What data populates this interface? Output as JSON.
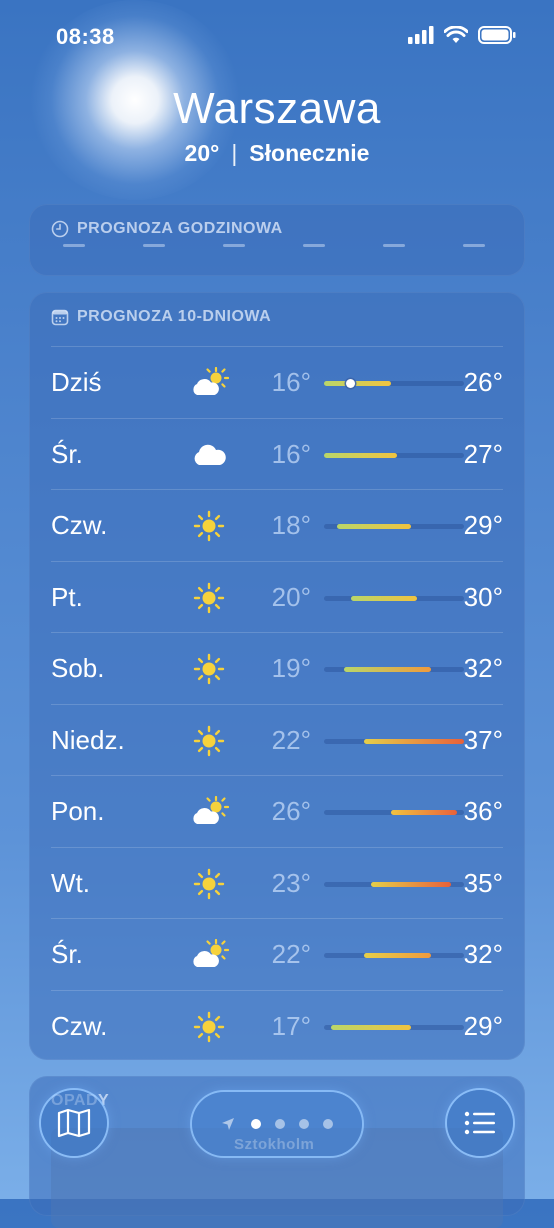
{
  "status_bar": {
    "time": "08:38"
  },
  "header": {
    "city": "Warszawa",
    "temperature": "20°",
    "separator": "|",
    "condition": "Słonecznie"
  },
  "hourly": {
    "title": "PROGNOZA GODZINOWA"
  },
  "daily": {
    "title": "PROGNOZA 10-DNIOWA",
    "days": [
      {
        "day": "Dziś",
        "icon": "partly-cloudy-sun-icon",
        "low": "16°",
        "high": "26°",
        "low_value": 16,
        "high_value": 26,
        "current_value": 20
      },
      {
        "day": "Śr.",
        "icon": "cloud-icon",
        "low": "16°",
        "high": "27°",
        "low_value": 16,
        "high_value": 27
      },
      {
        "day": "Czw.",
        "icon": "sun-icon",
        "low": "18°",
        "high": "29°",
        "low_value": 18,
        "high_value": 29
      },
      {
        "day": "Pt.",
        "icon": "sun-icon",
        "low": "20°",
        "high": "30°",
        "low_value": 20,
        "high_value": 30
      },
      {
        "day": "Sob.",
        "icon": "sun-icon",
        "low": "19°",
        "high": "32°",
        "low_value": 19,
        "high_value": 32
      },
      {
        "day": "Niedz.",
        "icon": "sun-icon",
        "low": "22°",
        "high": "37°",
        "low_value": 22,
        "high_value": 37
      },
      {
        "day": "Pon.",
        "icon": "partly-cloudy-sun-icon",
        "low": "26°",
        "high": "36°",
        "low_value": 26,
        "high_value": 36
      },
      {
        "day": "Wt.",
        "icon": "sun-icon",
        "low": "23°",
        "high": "35°",
        "low_value": 23,
        "high_value": 35
      },
      {
        "day": "Śr.",
        "icon": "partly-cloudy-sun-icon",
        "low": "22°",
        "high": "32°",
        "low_value": 22,
        "high_value": 32
      },
      {
        "day": "Czw.",
        "icon": "sun-icon",
        "low": "17°",
        "high": "29°",
        "low_value": 17,
        "high_value": 29
      }
    ],
    "range_min": 16,
    "range_max": 37
  },
  "precipitation": {
    "title": "OPADY"
  },
  "bottom_bar": {
    "map_icon": "map-icon",
    "list_icon": "list-icon",
    "location_icon": "location-arrow-icon",
    "page_count": 4,
    "active_page": 1
  },
  "watermark": "Sztokholm",
  "colors": {
    "accent_cold": "#b9d66a",
    "accent_warm": "#f0c340",
    "accent_hot": "#e8613a"
  }
}
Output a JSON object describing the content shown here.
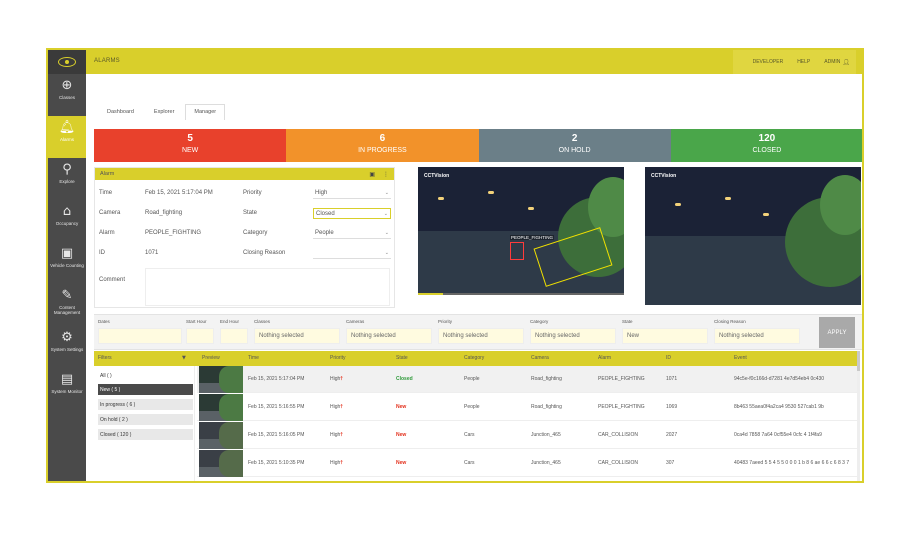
{
  "app": {
    "title": "ALARMS"
  },
  "topbar": {
    "links": [
      "DEVELOPER",
      "HELP",
      "ADMIN"
    ]
  },
  "sidebar": {
    "items": [
      {
        "label": "Classes",
        "icon": "classes-icon"
      },
      {
        "label": "Alarms",
        "icon": "bell-icon"
      },
      {
        "label": "Explore",
        "icon": "telescope-icon"
      },
      {
        "label": "Occupancy",
        "icon": "house-icon"
      },
      {
        "label": "Vehicle Counting",
        "icon": "vehicle-counting-icon"
      },
      {
        "label": "Content Management",
        "icon": "content-icon"
      },
      {
        "label": "System Settings",
        "icon": "gear-icon"
      },
      {
        "label": "System Monitor",
        "icon": "monitor-icon"
      }
    ]
  },
  "tabs": [
    "Dashboard",
    "Explorer",
    "Manager"
  ],
  "status_cards": [
    {
      "count": "5",
      "label": "NEW",
      "color": "#e8412c"
    },
    {
      "count": "6",
      "label": "IN PROGRESS",
      "color": "#f2922a"
    },
    {
      "count": "2",
      "label": "ON HOLD",
      "color": "#6b7f88"
    },
    {
      "count": "120",
      "label": "CLOSED",
      "color": "#4aa64a"
    }
  ],
  "alarm": {
    "header": "Alarm",
    "time_label": "Time",
    "time_value": "Feb 15, 2021 5:17:04 PM",
    "camera_label": "Camera",
    "camera_value": "Road_fighting",
    "alarm_label": "Alarm",
    "alarm_value": "PEOPLE_FIGHTING",
    "id_label": "ID",
    "id_value": "1071",
    "comment_label": "Comment",
    "priority_label": "Priority",
    "priority_value": "High",
    "state_label": "State",
    "state_value": "Closed",
    "category_label": "Category",
    "category_value": "People",
    "closing_label": "Closing Reason",
    "closing_value": ""
  },
  "videos": [
    {
      "tag": "CCTVision",
      "detection": "PEOPLE_FIGHTING"
    },
    {
      "tag": "CCTVision",
      "detection": ""
    }
  ],
  "filterbar": {
    "dates_label": "Dates",
    "start_label": "Start Hour",
    "end_label": "End Hour",
    "classes_label": "Classes",
    "classes_value": "Nothing selected",
    "cameras_label": "Cameras",
    "cameras_value": "Nothing selected",
    "priority_label": "Priority",
    "priority_value": "Nothing selected",
    "category_label": "Category",
    "category_value": "Nothing selected",
    "state_label": "State",
    "state_value": "New",
    "closing_label": "Closing Reason",
    "closing_value": "Nothing selected",
    "apply_label": "APPLY"
  },
  "table": {
    "headers": {
      "filters": "Filters",
      "preview": "Preview",
      "time": "Time",
      "priority": "Priority",
      "state": "State",
      "category": "Category",
      "camera": "Camera",
      "alarm": "Alarm",
      "id": "ID",
      "event": "Event"
    },
    "filters": [
      "All ( )",
      "New ( 5 )",
      "In progress ( 6 )",
      "On hold ( 2 )",
      "Closed ( 120 )"
    ],
    "rows": [
      {
        "time": "Feb 15, 2021 5:17:04 PM",
        "priority": "High",
        "state": "Closed",
        "category": "People",
        "camera": "Road_fighting",
        "alarm": "PEOPLE_FIGHTING",
        "id": "1071",
        "event": "94c5e-f0c166d-d7281 4e7d54eb4 0c430"
      },
      {
        "time": "Feb 15, 2021 5:16:55 PM",
        "priority": "High",
        "state": "New",
        "category": "People",
        "camera": "Road_fighting",
        "alarm": "PEOPLE_FIGHTING",
        "id": "1069",
        "event": "8b463 55aea0f4a2ca4 9530 527cab1 9b"
      },
      {
        "time": "Feb 15, 2021 5:16:05 PM",
        "priority": "High",
        "state": "New",
        "category": "Cars",
        "camera": "Junction_465",
        "alarm": "CAR_COLLISION",
        "id": "2027",
        "event": "0ca4d 7858 7a64 0cf55e4 0cfc 4 1f4fa9"
      },
      {
        "time": "Feb 15, 2021 5:10:35 PM",
        "priority": "High",
        "state": "New",
        "category": "Cars",
        "camera": "Junction_465",
        "alarm": "CAR_COLLISION",
        "id": "307",
        "event": "40483 7aeed 5 5 4 5 5 0 0 0 1 b 8 6 ae 6 6 c 6 8 3 7"
      }
    ]
  }
}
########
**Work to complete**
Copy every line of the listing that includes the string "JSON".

**Reply to the exercise**
What data populates this interface? Output as JSON.
Output a JSON object describing the content shown here.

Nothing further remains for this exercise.